RNC, Trump Campaign Outperforming 2012 Ground Game

A sign is posted outside an early voting site at Downtown Summerlin on October 26, 2016 in Las Vegas, Nevada.
Ethan Miller/Getty Images
Washington, DC

The Republican National Committee (RNC) and 2016 Republican nominee Donald Trump’s campaign are bragging to reporters about their ground game efforts and early voter turnout in several key battleground states.

Trump’s Deputy Campaign Manager David Bossie says the RNC and the Trump campaign have been working closely together on every aspect of voter turnout, describing the joint effort as an “incredible team working together.”

RNC Political Director Chris Carr also joined the media call, telling reporters the RNC is “encouraged” about the process on early voter turnout.

“We surpassed the number of door knocks this cycle,” Carr touted, noting that in 2012, the RNC knocked on 11.5 million doors, but during the 2016 cycle, they have hit 12 million doors.

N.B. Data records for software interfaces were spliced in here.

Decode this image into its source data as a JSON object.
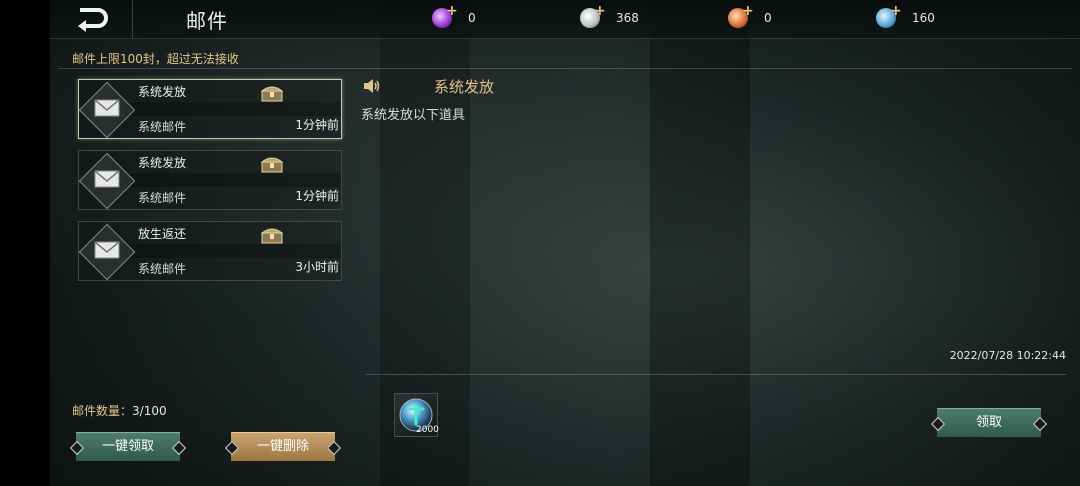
{
  "header": {
    "title": "邮件",
    "back_icon": "back-arrow-icon"
  },
  "currencies": [
    {
      "icon": "purple-gem-icon",
      "value": "0",
      "color": "#9b3fd6"
    },
    {
      "icon": "silver-coin-icon",
      "value": "368",
      "color": "#bfc3c6"
    },
    {
      "icon": "orange-orb-icon",
      "value": "0",
      "color": "#d9703a"
    },
    {
      "icon": "blue-orb-icon",
      "value": "160",
      "color": "#5aa8d8"
    }
  ],
  "mail_list": {
    "limit_note": "邮件上限100封，超过无法接收",
    "items": [
      {
        "subject": "系统发放",
        "sender": "系统邮件",
        "time": "1分钟前",
        "selected": true
      },
      {
        "subject": "系统发放",
        "sender": "系统邮件",
        "time": "1分钟前",
        "selected": false
      },
      {
        "subject": "放生返还",
        "sender": "系统邮件",
        "time": "3小时前",
        "selected": false
      }
    ],
    "count_label": "邮件数量：",
    "count_value": "3/100",
    "claim_all_label": "一键领取",
    "delete_all_label": "一键删除"
  },
  "detail": {
    "title": "系统发放",
    "body": "系统发放以下道具",
    "date": "2022/07/28 10:22:44",
    "attachment": {
      "icon": "blue-orb-item-icon",
      "quantity": "2000"
    },
    "claim_label": "领取"
  },
  "colors": {
    "gold_text": "#e2c98a",
    "green_button": "#3f6b5d",
    "gold_button": "#b38c57"
  }
}
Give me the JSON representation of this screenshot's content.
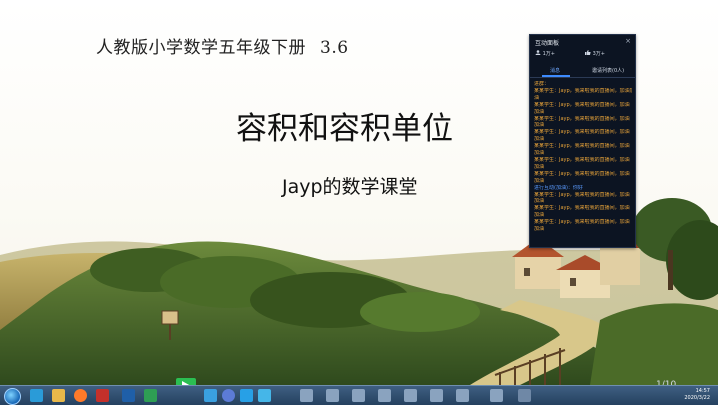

In Maricopa County, Arizona — the largest county in Arizona — Republicans hold a seven percent lead on early voter turnout.

In Iowa, Republicans are participating in more absentee and early voting this election cycle. According to Carr, Republicans’ absentee and early voter turnout is 1.2 percent higher than in 2012, while the Democrats are behind their 2012 mark by 1.4 percent.

“Also, in the Omaha media market, Republican women are voting early, in greater numbers, than the Democrat women, 49 percent to 32 percent,” he added.

Carr also noted that in North Carolina, Republicans have extended the lead on absentee ballots returned, 41 percent to 33 percent.

Regarding the battleground state of Florida, Republicans have improved early voting numbers compared to 2012.

During the first four days of early voting in 2012, Democrats led Republicans by 115,000 early votes, but in 2016, Republicans are only trailing Democrats by 38,000 early votes. “So, Republicans are out performing our 2012 turnout by 10 percent, while Democrats are underperforming by eight percent,” Car explained.

These numbers from several key states reference the number of registered Republican and registered Democratic voters that are turning out for early voting — not the actual voting results.